“Actually, she was unjustly forced to resign because the White House and the media refuse to learn lessons from the multiple times they've been duped by the selective video editing skills of attention-loving con artists. But hey, why split hairs?”
I'm curious about something. How is protecting the American people from air pollution, water pollution, food contamination, children's products contamination, out-of-control Wall Street types, mine explosions, and oil spill catastrophes "government controlling every aspect of our lives"? Are you suggesting that we all have the scientific and technical capabilities to do all of those things individually? Are you saying that we should rely on corporations to protect us? Are you hinting that businesses will self-police and ensure that our water is safe to drink, our air is safe to breathe, our food is safe to eat, and our children's toys are safe for them to play with?
Those are some pretty striking assumptions, ones that aren't backed by any hard evidence. Instead, it sounds like we should just have faith in the free market to solve all of our problems. Unfortunately, the market failures pointed out above are just that -- market FAILURES. Businesses and the free market FAILED to prevent or solve those problems. and they FAILED to protect the American people. So what are we to do? Just shrug our shoulders and let them get away with it?
One other thing -- America isn't a free society because of our businesses. America is a free society because of the Constitution and the people's belief in democracy.”
hrpmap on Jul 21, 2010 at 15:50:27
“Let's see, food contamination, I stopped eating spinich salad, ground beef, bell peppers, etc at least fresh, cooked okay. Current FDA systems are reactive not proactive. The gulf oil spill happened while bueaurcrats watched porn on computeres wew provided, and got paid for it. Poison in imported kids toys, imported kids clothing.”
“Except...there is no DNA evidence and there is no independent witness. Also, the story above makes no mention of a video. Let's not be making things up now.

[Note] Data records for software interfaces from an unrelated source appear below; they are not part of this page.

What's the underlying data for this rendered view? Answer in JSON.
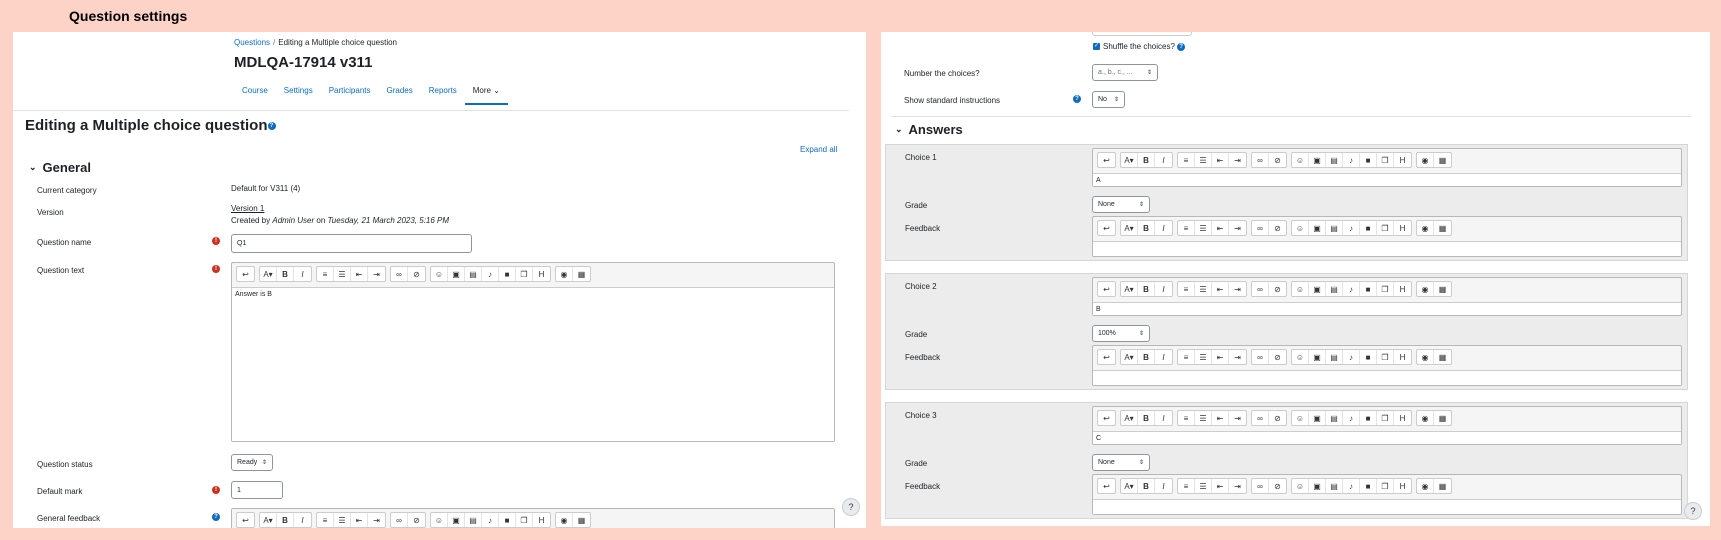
{
  "page": {
    "title": "Question settings"
  },
  "left": {
    "breadcrumb": [
      "Questions",
      "Editing a Multiple choice question"
    ],
    "course_title": "MDLQA-17914 v311",
    "nav": [
      "Course",
      "Settings",
      "Participants",
      "Grades",
      "Reports",
      "More"
    ],
    "heading": "Editing a Multiple choice question",
    "expand_all": "Expand all",
    "section_general": "General",
    "fields": {
      "current_category_label": "Current category",
      "current_category_value": "Default for V311 (4)",
      "version_label": "Version",
      "version_value": "Version 1",
      "version_created_prefix": "Created by ",
      "version_created_user": "Admin User",
      "version_created_on": " on ",
      "version_created_date": "Tuesday, 21 March 2023, 5:16 PM",
      "question_name_label": "Question name",
      "question_name_value": "Q1",
      "question_text_label": "Question text",
      "question_text_value": "Answer is B",
      "question_status_label": "Question status",
      "question_status_value": "Ready",
      "default_mark_label": "Default mark",
      "default_mark_value": "1",
      "general_feedback_label": "General feedback"
    },
    "help_button": "?"
  },
  "right": {
    "shuffle_label": "Shuffle the choices?",
    "number_choices_label": "Number the choices?",
    "number_choices_value": "a., b., c., ...",
    "show_instructions_label": "Show standard instructions",
    "show_instructions_value": "No",
    "section_answers": "Answers",
    "choices": [
      {
        "label": "Choice 1",
        "text": "A",
        "grade_label": "Grade",
        "grade": "None",
        "feedback_label": "Feedback"
      },
      {
        "label": "Choice 2",
        "text": "B",
        "grade_label": "Grade",
        "grade": "100%",
        "feedback_label": "Feedback"
      },
      {
        "label": "Choice 3",
        "text": "C",
        "grade_label": "Grade",
        "grade": "None",
        "feedback_label": "Feedback"
      }
    ],
    "help_button": "?"
  },
  "toolbar_icons": [
    "undo-icon",
    "font-color-icon",
    "bold-icon",
    "italic-icon",
    "unordered-list-icon",
    "ordered-list-icon",
    "outdent-icon",
    "indent-icon",
    "link-icon",
    "unlink-icon",
    "emoji-icon",
    "image-icon",
    "media-icon",
    "record-audio-icon",
    "record-video-icon",
    "manage-files-icon",
    "h5p-icon",
    "accessibility-icon",
    "table-icon"
  ],
  "colors": {
    "background": "#fcd3c6",
    "link": "#0f6cbf",
    "required": "#ca3120"
  }
}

Also, anyone who demands $1 million to tell her story to any media outlet, especially one like the National Enquirer (aka "that ragsheet," as my mother was fond of calling it when I was growing up) is suspect at best.”
1. How come people like you told others that it WASN'T OK to criticize government during the Bush II administration, but now suddenly you think it's perfectly acceptable? Before you try to fit others with the hypocrisy shoe, make sure it doesn't also fit your own foot.
2. Matthews' special wasn't about going after people who criticize government. It was about people who criticize government using lies and preaching messages of extremism, hatred, and violence.
3. The last time I checked, it was still perfectly acceptable to criticize government. I've been doing so for months on issues like the poor response to the BP spill, the lack of repeal of Don't Ask, Don't Tell and DOMA, the lack of passage of ENDA, the lack of a comprehensive and sane climate and energy bill, the lack of a Manhattan Project-style effort to break this nation's fossil fuel addiction, and so forth. Don't assume that because people are raising issues rationally and not looking like jackbooted thugs that they aren't criticizing government.”